Howell Raines, the former editor of The New York Times who left after the most embarrassing journalistic scandal in its history, has launched an attack on the paper's culture of "complacency and self-satisfaction." Contradicting reports that he had quit the most powerful job in American journalism, Raines made it clear on Saturday that he was fired after becoming a political liability.
In his first public comments since leaving the paper last month, Raines mounted a strong defense of his management style and suggested he had been a casualty of an ideological war over the direction of the paper.
"We were on a carefully planned march ... In the course of that march we stepped on a land mine ... a land mine called Jayson Blair," he said.
Blair was the junior reporter who left the Times a month before Raines' departure, after it emerged that many of his stories were either invented or plagiarized from other newspapers. The Times printed a 14,000-word front-page story detailing his transgressions.
Instead of dampening the scandal, this unprecedented mea culpa led to the Times being widely ridiculed and provoked open revolt by some staff against his editorship. Critics claimed he was arrogant, dictatorial and operated a "star system" that rewarded his favorites -- charges that Raines denied during an interview broadcast on national television.
"I do want to say, having known every person who has ever held the title of executive editor ... extending up to myself, that humility and modesty are not adjectives that leap to mind with anyone in that group," he said. "We should all strive for inner humility, but it's a job that draws assertive people."

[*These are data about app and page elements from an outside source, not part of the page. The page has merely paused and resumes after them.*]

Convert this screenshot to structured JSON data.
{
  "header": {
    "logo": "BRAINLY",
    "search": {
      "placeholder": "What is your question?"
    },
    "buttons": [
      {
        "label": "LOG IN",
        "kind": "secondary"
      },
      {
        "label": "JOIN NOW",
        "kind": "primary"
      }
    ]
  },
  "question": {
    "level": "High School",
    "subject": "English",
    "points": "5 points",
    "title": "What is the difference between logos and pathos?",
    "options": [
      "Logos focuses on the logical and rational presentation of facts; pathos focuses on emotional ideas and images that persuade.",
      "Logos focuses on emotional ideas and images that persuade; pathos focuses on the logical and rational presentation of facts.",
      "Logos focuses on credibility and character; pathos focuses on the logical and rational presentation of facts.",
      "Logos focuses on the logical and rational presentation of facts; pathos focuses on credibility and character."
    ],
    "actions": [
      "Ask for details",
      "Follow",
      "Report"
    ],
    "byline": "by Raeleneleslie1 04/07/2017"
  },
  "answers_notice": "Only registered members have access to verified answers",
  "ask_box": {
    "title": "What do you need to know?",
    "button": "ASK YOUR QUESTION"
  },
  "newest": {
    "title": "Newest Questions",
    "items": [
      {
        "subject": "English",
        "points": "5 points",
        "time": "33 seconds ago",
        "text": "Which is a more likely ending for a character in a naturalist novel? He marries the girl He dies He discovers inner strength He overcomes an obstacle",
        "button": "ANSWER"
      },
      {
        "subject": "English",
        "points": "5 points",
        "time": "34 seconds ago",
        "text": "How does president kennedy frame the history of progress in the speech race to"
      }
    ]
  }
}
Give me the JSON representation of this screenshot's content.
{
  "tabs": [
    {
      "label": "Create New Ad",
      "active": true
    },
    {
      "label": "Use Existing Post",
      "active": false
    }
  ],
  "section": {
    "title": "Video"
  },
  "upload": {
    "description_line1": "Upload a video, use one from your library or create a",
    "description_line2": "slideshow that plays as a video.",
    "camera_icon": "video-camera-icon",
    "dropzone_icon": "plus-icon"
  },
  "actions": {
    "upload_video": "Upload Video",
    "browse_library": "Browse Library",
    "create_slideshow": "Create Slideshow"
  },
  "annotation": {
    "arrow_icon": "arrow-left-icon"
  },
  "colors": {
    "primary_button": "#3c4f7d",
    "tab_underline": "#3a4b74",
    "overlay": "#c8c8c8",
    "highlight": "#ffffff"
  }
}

Raines said that when he became editor -- six days before the Sept. 11 attacks on the World Trade Center -- he had set himself the task of changing the culture of complacency at the Times with a culture of competitiveness. The paper, he said, had "never been out-thought, but we had been out-worked."
He made a series of similarly combative remarks about the Times' old-boy network and the conservatism shown by some of its journalists when faced with change, though he conceded that he had put too much pressure on some members of his staff.
"I worked them too hard and didn't rest them enough. And also, in terms of the culture of the Times newsroom, I moved the newsroom too far too fast. That was a mistake on my part."